    • Worry about being resilient rather than perfection. If someone brings down Amazon can they recover in minutes or seconds? Though they design very carefully, they are not paranoid about ‘not going down’
    • Focus on telling a compelling story
    • Do not fall into the experience trap especially when in estimating

    Move from
    • Productivity to impact
    • Predictability to experimentation
    • Efficiency to Decentralization
    • Making money to making a difference
    Deming’s 14 obligations of Management ( This was mapped to agile thinking
    1. Create constancy of purpose to improve product, service, and people with the aim to become competitive, stay in business, and provide jobs.
    2. Adopt the new philosophy of continual improvement. We are in a new economic age. Western management must awaken to the challenge, must learn their responsibilities, and become leaders.
    3. Cease dependence on inspection to achieve quality. Eliminate the need for massive inspection by building quality into the product in the first place.
    4. End the practice of awarding business on the basis of price tag. Move towards a single supplier for any one item, on a long-term relationship of loyalty and trust. Minimize total cost.
    5. Improve constantly and forever the system of production and service to improve quality and productivity, and thus constantly decrease costs.
    6. Institute training on the job.
    7. Institute leadership
    8. Drive out fear, so that everyone may work effectively for the company. Fear paralyzes people and prevents improvement
    9. Break down barriers between departments. People in research, design, sales, and production must work as a team, to foresee problems of production as well as consumer difficulties. People need to understand how departments interact and affect each other.
    10. Eliminate slogans, exhortations, and targets for the work force asking for zero defects and new levels of productivity. Such exhortations only create adversarial relationships, as the bulk of the causes of low quality and low productivity belong to the system and thus lie beyond the power of the work force. Only management can improve the system.
    11. Eliminate management by objective. Eliminate management by numbers, numerical goals. Substitute leadership.
    12. Remove barriers that rob people in management and in engineering of their right to pride of workmanship
    13. Institute a vigorous program of education and self-improvement.
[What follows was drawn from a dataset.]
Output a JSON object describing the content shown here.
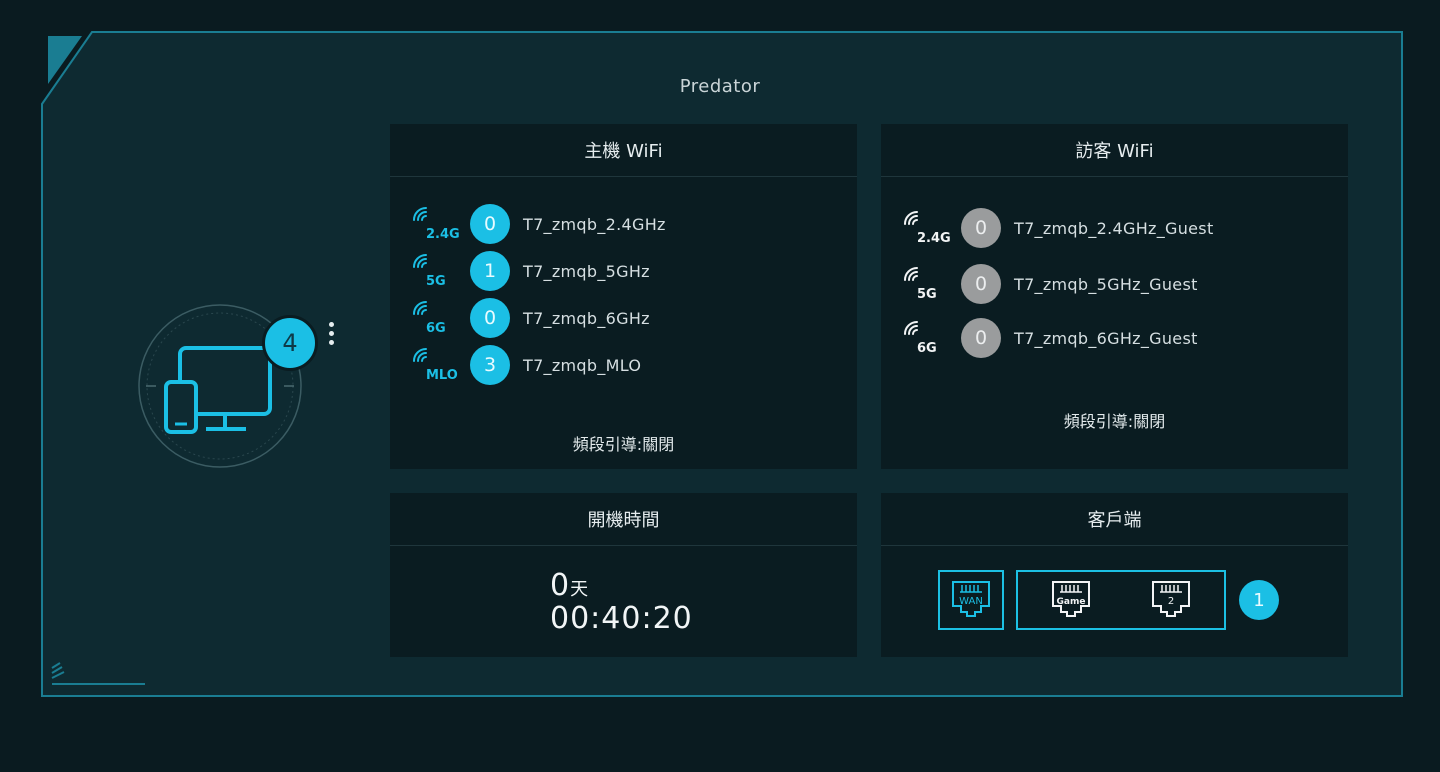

    14. Put everybody in the company to work to accomplish the transformation. The transformation is everybody’s job and management must create a vision and program to include and inspire every employee.


    Speakers (Sessions I attended and the material came from)